The records follow. Copy them exactly, but omit the pictures.

# # # # #

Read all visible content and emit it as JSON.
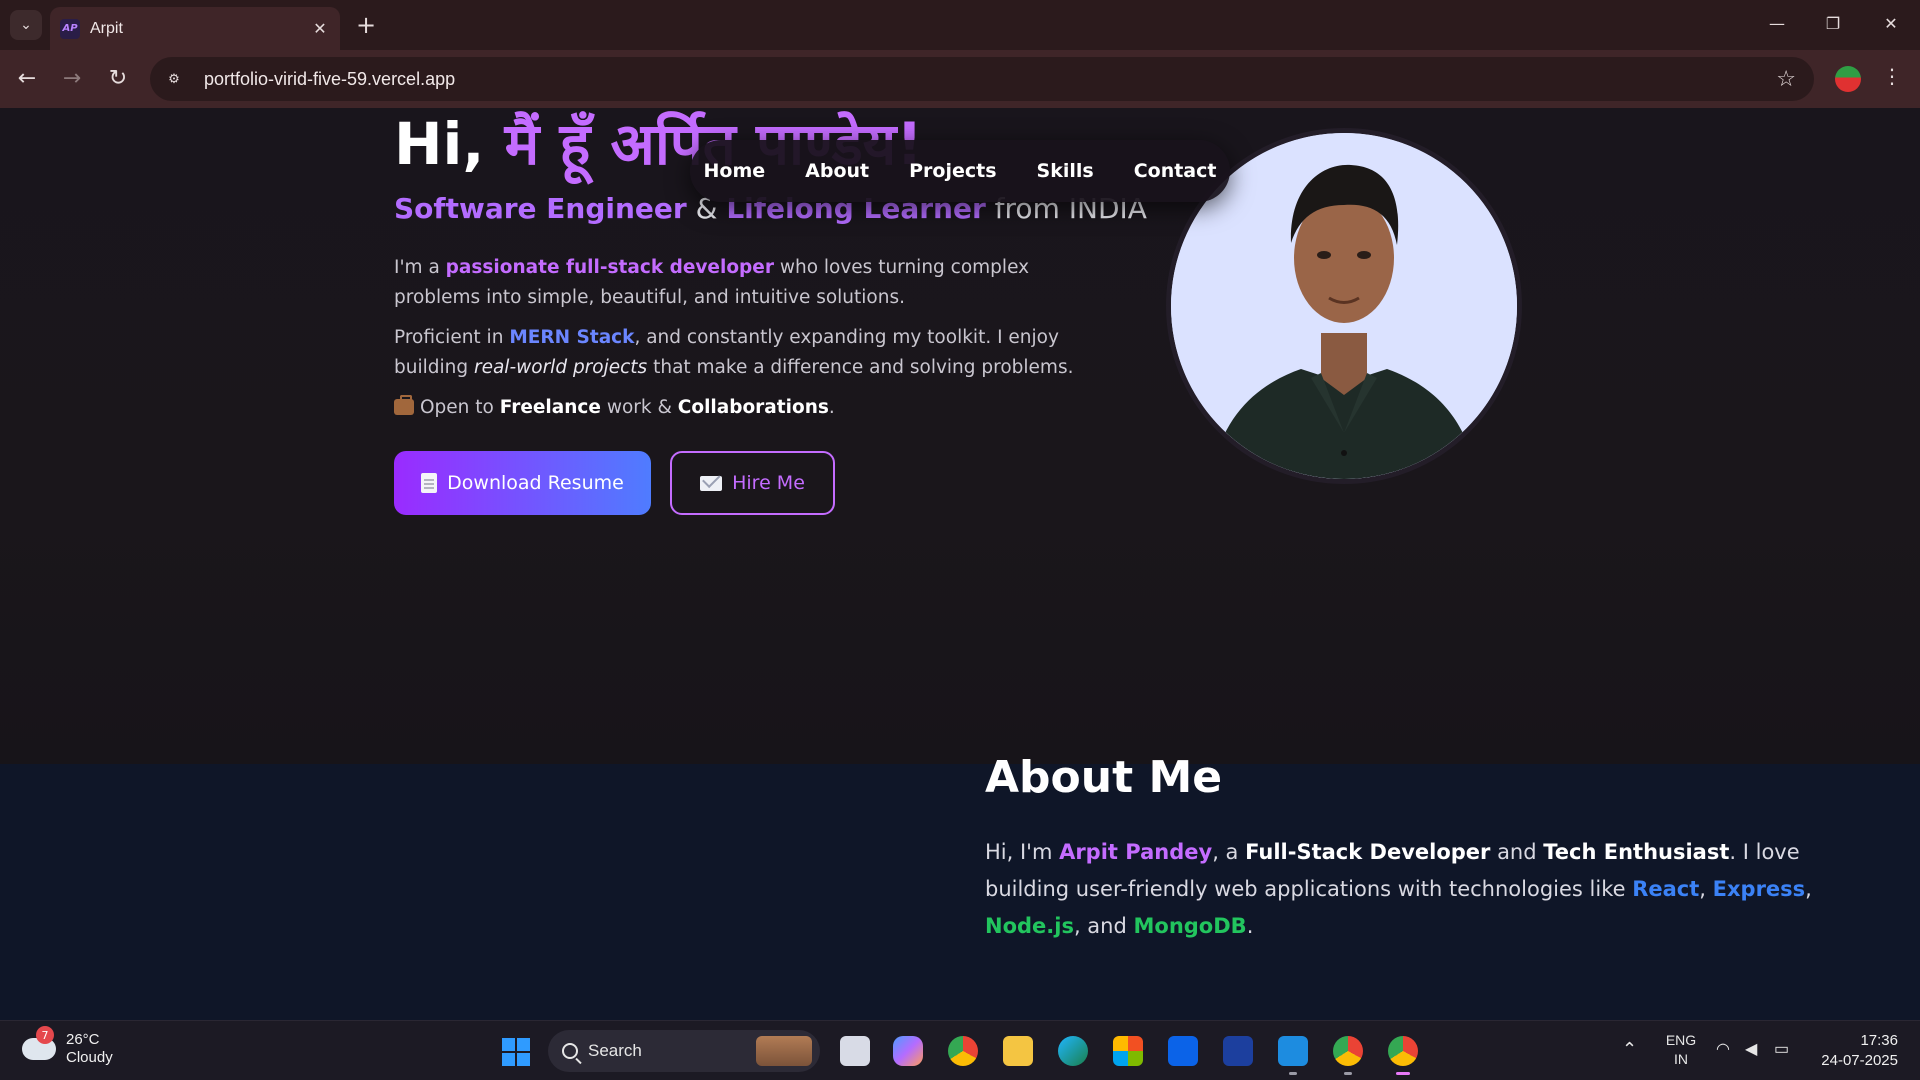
{
  "browser": {
    "tab_title": "Arpit",
    "tab_favicon": "AP",
    "url": "portfolio-virid-five-59.vercel.app"
  },
  "hero": {
    "greeting": "Hi, ",
    "name_hindi": "मैं हूँ अर्पित पाण्डेय!",
    "subtitle": {
      "role1": "Software Engineer",
      "amp": " & ",
      "role2": "Lifelong Learner",
      "from": " from INDIA"
    },
    "para1": {
      "a": "I'm a ",
      "b": "passionate full-stack developer",
      "c": " who loves turning complex problems into simple, beautiful, and intuitive solutions."
    },
    "para2": {
      "a": "Proficient in ",
      "b": "MERN Stack",
      "c": ", and constantly expanding my toolkit. I enjoy building ",
      "d": "real-world projects",
      "e": " that make a difference and solving problems."
    },
    "para3": {
      "a": "Open to ",
      "b": "Freelance",
      "c": " work & ",
      "d": "Collaborations",
      "e": "."
    },
    "buttons": {
      "resume": "Download Resume",
      "hire": "Hire Me"
    }
  },
  "navbar": {
    "items": [
      "Home",
      "About",
      "Projects",
      "Skills",
      "Contact"
    ]
  },
  "about": {
    "title": "About Me",
    "p": {
      "a": "Hi, I'm ",
      "b": "Arpit Pandey",
      "c": ", a ",
      "d": "Full-Stack Developer",
      "e": " and ",
      "f": "Tech Enthusiast",
      "g": ". I love building user-friendly web applications with technologies like ",
      "h": "React",
      "i": ", ",
      "j": "Express",
      "k": ", ",
      "l": "Node.js",
      "m": ", and ",
      "n": "MongoDB",
      "o": "."
    }
  },
  "taskbar": {
    "weather_temp": "26°C",
    "weather_desc": "Cloudy",
    "weather_badge": "7",
    "search_label": "Search",
    "lang": "ENG",
    "region": "IN",
    "time": "17:36",
    "date": "24-07-2025"
  },
  "colors": {
    "accent_purple": "#c46cff",
    "accent_blue": "#6b86ff",
    "hero_bg": "#19151c",
    "about_bg": "#0f1628"
  }
}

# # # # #

Result of the task:
Read all visible content and emit it as JSON.
{
  "browser": {
    "tab_title": "Arpit",
    "tab_favicon": "AP",
    "url": "portfolio-virid-five-59.vercel.app"
  },
  "hero": {
    "greeting": "Hi, ",
    "name_hindi": "मैं हूँ अर्पित पाण्डेय!",
    "subtitle": {
      "role1": "Software Engineer",
      "amp": " & ",
      "role2": "Lifelong Learner",
      "from": " from INDIA"
    },
    "para1": {
      "a": "I'm a ",
      "b": "passionate full-stack developer",
      "c": " who loves turning complex problems into simple, beautiful, and intuitive solutions."
    },
    "para2": {
      "a": "Proficient in ",
      "b": "MERN Stack",
      "c": ", and constantly expanding my toolkit. I enjoy building ",
      "d": "real-world projects",
      "e": " that make a difference and solving problems."
    },
    "para3": {
      "a": "Open to ",
      "b": "Freelance",
      "c": " work & ",
      "d": "Collaborations",
      "e": "."
    },
    "buttons": {
      "resume": "Download Resume",
      "hire": "Hire Me"
    }
  },
  "navbar": {
    "items": [
      "Home",
      "About",
      "Projects",
      "Skills",
      "Contact"
    ]
  },
  "about": {
    "title": "About Me",
    "p": {
      "a": "Hi, I'm ",
      "b": "Arpit Pandey",
      "c": ", a ",
      "d": "Full-Stack Developer",
      "e": " and ",
      "f": "Tech Enthusiast",
      "g": ". I love building user-friendly web applications with technologies like ",
      "h": "React",
      "i": ", ",
      "j": "Express",
      "k": ", ",
      "l": "Node.js",
      "m": ", and ",
      "n": "MongoDB",
      "o": "."
    }
  },
  "taskbar": {
    "weather_temp": "26°C",
    "weather_desc": "Cloudy",
    "weather_badge": "7",
    "search_label": "Search",
    "lang": "ENG",
    "region": "IN",
    "time": "17:36",
    "date": "24-07-2025"
  },
  "colors": {
    "accent_purple": "#c46cff",
    "accent_blue": "#6b86ff",
    "hero_bg": "#19151c",
    "about_bg": "#0f1628"
  }
}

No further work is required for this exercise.